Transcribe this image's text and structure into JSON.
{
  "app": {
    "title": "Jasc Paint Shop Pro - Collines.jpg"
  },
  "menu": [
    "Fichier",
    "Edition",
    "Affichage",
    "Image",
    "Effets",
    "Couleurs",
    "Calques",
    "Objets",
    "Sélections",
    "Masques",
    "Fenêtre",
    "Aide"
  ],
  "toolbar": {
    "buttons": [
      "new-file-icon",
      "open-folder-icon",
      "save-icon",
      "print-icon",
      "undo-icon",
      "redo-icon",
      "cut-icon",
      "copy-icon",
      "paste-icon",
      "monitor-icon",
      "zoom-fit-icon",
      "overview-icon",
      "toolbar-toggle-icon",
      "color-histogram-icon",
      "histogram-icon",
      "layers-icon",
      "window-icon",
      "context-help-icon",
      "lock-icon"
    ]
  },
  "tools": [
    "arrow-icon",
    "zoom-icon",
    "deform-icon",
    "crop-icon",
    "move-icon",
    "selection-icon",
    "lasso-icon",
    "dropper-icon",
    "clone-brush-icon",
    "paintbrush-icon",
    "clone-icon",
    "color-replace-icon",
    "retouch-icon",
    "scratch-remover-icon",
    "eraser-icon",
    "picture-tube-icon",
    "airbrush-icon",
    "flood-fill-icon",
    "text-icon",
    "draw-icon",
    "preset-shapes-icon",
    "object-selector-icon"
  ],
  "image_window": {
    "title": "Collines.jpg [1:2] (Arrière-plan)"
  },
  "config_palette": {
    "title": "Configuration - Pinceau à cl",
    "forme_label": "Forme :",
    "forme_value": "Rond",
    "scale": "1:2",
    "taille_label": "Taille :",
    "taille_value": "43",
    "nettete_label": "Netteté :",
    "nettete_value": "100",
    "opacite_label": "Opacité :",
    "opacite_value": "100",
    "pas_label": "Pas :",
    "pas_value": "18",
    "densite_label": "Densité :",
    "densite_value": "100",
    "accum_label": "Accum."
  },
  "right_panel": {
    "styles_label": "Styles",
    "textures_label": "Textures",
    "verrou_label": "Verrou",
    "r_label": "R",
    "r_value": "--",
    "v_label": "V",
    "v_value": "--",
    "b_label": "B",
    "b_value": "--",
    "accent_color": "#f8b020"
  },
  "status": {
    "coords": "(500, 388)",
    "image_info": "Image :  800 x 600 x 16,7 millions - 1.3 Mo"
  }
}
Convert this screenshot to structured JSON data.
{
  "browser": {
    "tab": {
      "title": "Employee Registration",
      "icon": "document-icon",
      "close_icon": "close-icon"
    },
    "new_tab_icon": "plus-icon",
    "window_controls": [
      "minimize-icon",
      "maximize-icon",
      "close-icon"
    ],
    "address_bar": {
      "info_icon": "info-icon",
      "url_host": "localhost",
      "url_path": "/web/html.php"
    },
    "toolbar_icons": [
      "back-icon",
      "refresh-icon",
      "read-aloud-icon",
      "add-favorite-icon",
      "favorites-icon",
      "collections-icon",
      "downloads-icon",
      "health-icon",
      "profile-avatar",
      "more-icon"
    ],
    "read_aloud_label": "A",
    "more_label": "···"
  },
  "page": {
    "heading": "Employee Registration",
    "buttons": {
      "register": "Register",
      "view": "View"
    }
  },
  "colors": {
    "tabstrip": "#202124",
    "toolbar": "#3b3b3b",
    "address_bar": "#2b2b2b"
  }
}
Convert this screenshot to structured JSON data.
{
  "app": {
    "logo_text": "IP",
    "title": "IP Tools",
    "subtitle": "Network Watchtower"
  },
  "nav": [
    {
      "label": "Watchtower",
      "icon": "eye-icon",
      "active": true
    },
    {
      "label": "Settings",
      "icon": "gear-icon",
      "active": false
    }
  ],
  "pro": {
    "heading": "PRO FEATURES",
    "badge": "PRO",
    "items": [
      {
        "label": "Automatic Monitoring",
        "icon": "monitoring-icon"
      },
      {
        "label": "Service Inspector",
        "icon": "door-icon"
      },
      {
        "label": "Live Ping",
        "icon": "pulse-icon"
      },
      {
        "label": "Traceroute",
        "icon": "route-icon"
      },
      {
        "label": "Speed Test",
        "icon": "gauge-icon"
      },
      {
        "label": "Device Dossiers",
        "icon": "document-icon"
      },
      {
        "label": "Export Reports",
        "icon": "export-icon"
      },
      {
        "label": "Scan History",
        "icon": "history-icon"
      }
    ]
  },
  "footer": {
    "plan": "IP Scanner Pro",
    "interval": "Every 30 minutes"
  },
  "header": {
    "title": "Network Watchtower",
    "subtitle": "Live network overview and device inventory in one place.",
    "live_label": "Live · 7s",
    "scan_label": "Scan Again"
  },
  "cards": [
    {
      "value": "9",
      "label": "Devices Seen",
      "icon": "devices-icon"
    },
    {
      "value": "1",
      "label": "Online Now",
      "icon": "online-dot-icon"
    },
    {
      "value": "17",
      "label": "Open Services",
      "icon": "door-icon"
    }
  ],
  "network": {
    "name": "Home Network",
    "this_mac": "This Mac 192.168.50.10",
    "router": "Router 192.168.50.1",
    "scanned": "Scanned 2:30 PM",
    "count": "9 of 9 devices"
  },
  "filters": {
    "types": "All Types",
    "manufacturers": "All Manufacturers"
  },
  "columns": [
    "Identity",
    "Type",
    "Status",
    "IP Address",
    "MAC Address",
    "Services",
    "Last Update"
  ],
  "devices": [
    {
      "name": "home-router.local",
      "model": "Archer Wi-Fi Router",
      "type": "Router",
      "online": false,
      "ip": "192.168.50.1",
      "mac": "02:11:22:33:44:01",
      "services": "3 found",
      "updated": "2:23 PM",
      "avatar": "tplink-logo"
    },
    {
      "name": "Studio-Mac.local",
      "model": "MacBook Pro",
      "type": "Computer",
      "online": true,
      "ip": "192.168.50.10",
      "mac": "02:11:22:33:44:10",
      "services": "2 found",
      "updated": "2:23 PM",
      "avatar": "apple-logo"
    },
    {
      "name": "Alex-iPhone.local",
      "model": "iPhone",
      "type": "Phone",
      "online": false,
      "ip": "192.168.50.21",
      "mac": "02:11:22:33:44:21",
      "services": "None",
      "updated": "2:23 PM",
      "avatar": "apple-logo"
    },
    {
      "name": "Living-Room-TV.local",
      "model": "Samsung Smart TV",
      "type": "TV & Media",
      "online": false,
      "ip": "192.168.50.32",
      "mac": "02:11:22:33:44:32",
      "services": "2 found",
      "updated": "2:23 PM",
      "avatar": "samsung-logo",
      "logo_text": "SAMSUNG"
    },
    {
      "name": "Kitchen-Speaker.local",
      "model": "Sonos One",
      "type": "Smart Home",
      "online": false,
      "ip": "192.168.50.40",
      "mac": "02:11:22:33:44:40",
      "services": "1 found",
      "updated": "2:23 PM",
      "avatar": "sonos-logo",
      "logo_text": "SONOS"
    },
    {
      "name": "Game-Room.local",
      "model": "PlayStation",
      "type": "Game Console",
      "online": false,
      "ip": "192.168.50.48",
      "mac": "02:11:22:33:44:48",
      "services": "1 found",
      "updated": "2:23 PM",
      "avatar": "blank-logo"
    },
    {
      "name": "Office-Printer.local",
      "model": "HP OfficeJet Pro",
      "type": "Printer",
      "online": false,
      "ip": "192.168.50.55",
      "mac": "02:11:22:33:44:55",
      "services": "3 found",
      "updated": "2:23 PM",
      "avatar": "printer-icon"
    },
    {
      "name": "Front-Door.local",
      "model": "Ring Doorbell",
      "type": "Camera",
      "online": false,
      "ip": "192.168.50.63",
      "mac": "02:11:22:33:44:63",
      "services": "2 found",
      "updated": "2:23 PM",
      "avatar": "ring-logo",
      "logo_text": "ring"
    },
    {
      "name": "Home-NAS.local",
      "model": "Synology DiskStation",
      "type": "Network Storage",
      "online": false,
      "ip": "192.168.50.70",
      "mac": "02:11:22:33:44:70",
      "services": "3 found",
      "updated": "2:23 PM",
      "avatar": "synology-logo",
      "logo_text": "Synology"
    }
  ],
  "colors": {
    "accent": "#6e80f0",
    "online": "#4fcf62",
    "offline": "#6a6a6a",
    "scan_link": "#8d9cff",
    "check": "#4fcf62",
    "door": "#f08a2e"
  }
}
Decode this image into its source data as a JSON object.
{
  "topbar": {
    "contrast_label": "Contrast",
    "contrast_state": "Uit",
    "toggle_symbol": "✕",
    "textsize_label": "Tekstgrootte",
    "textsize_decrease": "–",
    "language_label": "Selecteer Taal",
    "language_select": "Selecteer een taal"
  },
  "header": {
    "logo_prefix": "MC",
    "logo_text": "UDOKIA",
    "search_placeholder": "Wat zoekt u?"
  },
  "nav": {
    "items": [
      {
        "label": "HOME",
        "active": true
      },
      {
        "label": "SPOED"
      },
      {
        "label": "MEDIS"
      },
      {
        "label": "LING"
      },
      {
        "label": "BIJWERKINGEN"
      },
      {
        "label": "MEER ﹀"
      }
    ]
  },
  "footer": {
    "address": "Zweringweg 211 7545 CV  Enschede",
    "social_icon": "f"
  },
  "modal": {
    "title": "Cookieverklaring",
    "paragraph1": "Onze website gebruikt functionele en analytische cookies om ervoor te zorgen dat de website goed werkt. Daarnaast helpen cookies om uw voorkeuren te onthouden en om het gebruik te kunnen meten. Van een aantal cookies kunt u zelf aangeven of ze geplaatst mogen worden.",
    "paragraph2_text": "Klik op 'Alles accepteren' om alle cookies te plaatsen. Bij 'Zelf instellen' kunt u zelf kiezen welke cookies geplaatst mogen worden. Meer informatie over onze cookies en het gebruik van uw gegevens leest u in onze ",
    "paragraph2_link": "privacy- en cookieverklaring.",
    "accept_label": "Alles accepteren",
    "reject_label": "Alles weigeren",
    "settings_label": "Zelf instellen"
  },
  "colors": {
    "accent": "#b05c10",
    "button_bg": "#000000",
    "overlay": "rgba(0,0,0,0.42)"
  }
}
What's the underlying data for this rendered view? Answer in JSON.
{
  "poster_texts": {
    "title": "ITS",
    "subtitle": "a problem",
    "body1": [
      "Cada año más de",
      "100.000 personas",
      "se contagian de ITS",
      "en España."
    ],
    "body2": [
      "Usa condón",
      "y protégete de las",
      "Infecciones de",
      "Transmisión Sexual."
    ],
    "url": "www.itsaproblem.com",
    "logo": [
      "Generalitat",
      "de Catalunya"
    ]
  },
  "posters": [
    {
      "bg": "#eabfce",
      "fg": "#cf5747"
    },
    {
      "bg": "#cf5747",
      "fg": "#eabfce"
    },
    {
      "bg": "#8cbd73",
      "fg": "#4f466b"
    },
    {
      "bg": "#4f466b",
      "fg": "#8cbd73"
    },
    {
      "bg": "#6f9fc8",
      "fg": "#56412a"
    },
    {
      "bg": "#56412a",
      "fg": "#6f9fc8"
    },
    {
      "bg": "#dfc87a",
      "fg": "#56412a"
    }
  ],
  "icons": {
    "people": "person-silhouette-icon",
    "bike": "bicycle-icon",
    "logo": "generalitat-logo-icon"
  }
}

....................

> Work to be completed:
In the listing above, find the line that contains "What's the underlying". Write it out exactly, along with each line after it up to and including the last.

> Solved exercise:
What's the underlying data for this rendered view? Answer in JSON.
{
  "poster_texts": {
    "title": "ITS",
    "subtitle": "a problem",
    "body1": [
      "Cada año más de",
      "100.000 personas",
      "se contagian de ITS",
      "en España."
    ],
    "body2": [
      "Usa condón",
      "y protégete de las",
      "Infecciones de",
      "Transmisión Sexual."
    ],
    "url": "www.itsaproblem.com",
    "logo": [
      "Generalitat",
      "de Catalunya"
    ]
  },
  "posters": [
    {
      "bg": "#eabfce",
      "fg": "#cf5747"
    },
    {
      "bg": "#cf5747",
      "fg": "#eabfce"
    },
    {
      "bg": "#8cbd73",
      "fg": "#4f466b"
    },
    {
      "bg": "#4f466b",
      "fg": "#8cbd73"
    },
    {
      "bg": "#6f9fc8",
      "fg": "#56412a"
    },
    {
      "bg": "#56412a",
      "fg": "#6f9fc8"
    },
    {
      "bg": "#dfc87a",
      "fg": "#56412a"
    }
  ],
  "icons": {
    "people": "person-silhouette-icon",
    "bike": "bicycle-icon",
    "logo": "generalitat-logo-icon"
  }
}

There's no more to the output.